Description of the task: If a line of the data below contains the string "this", copy it into your answer.

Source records
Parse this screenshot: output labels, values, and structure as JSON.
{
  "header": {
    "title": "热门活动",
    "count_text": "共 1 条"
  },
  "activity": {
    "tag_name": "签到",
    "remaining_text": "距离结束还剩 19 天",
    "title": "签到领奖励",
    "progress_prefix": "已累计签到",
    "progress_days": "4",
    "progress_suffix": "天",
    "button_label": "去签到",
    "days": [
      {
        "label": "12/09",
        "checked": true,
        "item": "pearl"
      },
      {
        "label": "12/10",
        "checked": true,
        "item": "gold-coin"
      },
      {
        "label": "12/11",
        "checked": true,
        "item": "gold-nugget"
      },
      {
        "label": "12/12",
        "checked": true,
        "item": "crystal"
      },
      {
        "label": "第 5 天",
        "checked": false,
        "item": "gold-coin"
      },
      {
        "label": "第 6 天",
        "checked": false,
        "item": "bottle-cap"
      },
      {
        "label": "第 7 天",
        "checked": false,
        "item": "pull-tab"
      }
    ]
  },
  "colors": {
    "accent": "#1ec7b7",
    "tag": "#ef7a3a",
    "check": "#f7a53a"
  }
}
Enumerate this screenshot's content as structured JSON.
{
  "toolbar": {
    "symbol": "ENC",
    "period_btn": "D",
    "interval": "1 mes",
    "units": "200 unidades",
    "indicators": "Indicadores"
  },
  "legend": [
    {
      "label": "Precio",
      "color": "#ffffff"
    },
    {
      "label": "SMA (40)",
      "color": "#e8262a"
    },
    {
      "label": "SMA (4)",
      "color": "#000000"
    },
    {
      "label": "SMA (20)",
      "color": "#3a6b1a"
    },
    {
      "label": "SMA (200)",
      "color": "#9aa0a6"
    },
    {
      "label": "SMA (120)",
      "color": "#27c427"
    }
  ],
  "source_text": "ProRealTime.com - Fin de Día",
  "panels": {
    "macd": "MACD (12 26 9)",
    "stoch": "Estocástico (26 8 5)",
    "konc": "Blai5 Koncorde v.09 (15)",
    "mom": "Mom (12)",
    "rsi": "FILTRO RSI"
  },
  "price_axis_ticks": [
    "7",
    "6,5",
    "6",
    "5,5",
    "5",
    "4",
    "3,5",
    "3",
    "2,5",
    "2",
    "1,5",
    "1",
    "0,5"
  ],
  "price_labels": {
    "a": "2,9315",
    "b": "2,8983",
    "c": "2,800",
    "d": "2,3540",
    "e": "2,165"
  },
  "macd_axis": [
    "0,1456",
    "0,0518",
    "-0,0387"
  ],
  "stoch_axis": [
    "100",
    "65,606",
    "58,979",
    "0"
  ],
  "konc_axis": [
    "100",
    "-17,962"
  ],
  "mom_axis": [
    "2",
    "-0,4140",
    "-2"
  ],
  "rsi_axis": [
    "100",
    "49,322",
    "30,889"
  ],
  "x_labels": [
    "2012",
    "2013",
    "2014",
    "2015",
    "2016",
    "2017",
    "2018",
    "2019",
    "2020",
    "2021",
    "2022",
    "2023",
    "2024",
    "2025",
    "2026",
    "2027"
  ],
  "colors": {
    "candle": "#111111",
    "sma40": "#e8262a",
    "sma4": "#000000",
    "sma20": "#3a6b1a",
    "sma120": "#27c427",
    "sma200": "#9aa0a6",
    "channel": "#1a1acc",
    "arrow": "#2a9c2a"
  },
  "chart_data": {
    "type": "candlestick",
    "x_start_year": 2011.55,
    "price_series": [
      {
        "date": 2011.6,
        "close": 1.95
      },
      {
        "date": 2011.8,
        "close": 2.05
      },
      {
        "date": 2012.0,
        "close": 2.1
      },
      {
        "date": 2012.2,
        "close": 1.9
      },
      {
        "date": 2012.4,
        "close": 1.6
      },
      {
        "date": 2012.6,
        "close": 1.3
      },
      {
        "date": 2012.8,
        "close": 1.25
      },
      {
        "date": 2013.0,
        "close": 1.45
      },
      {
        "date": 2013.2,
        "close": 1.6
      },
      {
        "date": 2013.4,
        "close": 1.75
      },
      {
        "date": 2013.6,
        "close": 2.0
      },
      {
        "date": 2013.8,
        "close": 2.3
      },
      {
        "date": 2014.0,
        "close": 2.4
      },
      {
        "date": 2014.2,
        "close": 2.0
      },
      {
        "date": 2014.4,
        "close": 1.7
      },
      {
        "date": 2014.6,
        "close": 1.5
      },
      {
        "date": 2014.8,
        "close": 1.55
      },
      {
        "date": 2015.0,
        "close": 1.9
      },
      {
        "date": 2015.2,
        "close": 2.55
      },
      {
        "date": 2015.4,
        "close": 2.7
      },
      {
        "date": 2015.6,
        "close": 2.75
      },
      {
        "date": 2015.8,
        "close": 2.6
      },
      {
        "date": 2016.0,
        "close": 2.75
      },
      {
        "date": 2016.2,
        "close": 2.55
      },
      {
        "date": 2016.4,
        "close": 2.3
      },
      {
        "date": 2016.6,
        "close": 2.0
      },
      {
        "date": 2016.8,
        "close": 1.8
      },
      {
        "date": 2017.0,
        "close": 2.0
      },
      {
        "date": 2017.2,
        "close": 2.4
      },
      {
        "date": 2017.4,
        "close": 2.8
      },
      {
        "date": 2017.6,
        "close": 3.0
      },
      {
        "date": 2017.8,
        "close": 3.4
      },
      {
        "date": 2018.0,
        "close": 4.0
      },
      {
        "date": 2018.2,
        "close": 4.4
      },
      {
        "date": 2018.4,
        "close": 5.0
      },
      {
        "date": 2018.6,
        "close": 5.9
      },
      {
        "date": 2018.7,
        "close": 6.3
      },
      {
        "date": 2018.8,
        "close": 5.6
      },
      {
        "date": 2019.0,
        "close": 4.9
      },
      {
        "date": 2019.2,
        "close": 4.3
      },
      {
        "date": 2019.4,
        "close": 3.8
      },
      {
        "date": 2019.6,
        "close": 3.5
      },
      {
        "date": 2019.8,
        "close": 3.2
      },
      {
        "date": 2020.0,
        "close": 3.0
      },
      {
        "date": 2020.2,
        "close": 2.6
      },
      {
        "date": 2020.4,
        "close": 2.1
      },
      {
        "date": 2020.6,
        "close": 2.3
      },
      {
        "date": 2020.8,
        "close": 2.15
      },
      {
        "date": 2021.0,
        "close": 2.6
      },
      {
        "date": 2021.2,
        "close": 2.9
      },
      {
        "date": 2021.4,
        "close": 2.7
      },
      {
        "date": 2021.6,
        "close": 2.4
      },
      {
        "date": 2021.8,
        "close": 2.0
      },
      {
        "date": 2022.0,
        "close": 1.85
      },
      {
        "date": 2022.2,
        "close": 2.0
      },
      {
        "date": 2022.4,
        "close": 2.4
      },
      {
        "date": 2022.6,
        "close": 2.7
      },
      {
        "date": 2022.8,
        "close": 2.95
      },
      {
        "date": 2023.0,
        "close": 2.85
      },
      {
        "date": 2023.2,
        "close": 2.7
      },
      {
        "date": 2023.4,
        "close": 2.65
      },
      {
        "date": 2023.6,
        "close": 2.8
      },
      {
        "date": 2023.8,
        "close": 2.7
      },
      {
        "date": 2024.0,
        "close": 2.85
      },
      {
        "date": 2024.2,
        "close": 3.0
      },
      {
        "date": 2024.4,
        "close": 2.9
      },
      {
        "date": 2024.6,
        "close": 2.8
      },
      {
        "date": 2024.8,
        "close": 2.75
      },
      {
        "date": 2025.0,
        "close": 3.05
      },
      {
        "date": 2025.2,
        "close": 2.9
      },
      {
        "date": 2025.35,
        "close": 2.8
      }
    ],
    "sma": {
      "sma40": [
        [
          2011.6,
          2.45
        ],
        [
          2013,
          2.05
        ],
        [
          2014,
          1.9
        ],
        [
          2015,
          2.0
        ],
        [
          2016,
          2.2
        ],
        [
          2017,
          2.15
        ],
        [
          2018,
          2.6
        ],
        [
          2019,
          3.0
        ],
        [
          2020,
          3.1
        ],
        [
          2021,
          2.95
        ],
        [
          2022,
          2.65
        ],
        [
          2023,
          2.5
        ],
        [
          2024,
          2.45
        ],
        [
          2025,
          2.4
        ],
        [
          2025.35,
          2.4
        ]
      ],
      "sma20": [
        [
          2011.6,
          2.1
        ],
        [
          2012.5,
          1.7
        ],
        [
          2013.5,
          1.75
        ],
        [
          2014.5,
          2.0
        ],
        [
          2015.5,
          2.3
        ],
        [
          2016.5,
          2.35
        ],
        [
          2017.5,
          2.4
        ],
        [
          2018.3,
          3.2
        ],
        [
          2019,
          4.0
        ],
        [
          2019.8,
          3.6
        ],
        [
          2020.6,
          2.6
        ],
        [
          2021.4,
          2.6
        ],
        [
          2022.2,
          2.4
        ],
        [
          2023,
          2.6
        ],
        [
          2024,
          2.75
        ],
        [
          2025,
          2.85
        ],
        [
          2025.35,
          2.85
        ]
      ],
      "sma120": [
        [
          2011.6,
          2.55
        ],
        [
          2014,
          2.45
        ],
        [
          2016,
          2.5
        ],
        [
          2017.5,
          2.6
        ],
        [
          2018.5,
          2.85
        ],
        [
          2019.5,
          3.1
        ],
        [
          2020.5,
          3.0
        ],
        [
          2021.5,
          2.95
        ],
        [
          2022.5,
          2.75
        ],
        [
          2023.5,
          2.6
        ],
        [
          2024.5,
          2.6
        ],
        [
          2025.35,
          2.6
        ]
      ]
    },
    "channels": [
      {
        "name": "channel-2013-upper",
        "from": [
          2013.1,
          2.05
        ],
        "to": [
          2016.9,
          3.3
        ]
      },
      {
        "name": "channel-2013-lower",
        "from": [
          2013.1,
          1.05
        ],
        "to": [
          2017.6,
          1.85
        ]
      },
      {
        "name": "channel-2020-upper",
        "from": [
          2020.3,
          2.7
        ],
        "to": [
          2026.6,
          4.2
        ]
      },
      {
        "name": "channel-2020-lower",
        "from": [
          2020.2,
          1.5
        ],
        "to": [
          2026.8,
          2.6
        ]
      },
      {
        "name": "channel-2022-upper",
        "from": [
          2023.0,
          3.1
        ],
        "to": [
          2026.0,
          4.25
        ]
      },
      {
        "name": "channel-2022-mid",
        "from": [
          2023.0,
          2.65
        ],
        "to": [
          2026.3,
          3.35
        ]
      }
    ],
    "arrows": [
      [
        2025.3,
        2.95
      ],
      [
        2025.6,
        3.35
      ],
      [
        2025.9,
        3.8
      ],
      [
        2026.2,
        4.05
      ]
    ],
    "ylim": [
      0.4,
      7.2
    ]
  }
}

Your response:
Parse this screenshot: output labels, values, and structure as JSON.
Enumerate this screenshot's content as structured JSON.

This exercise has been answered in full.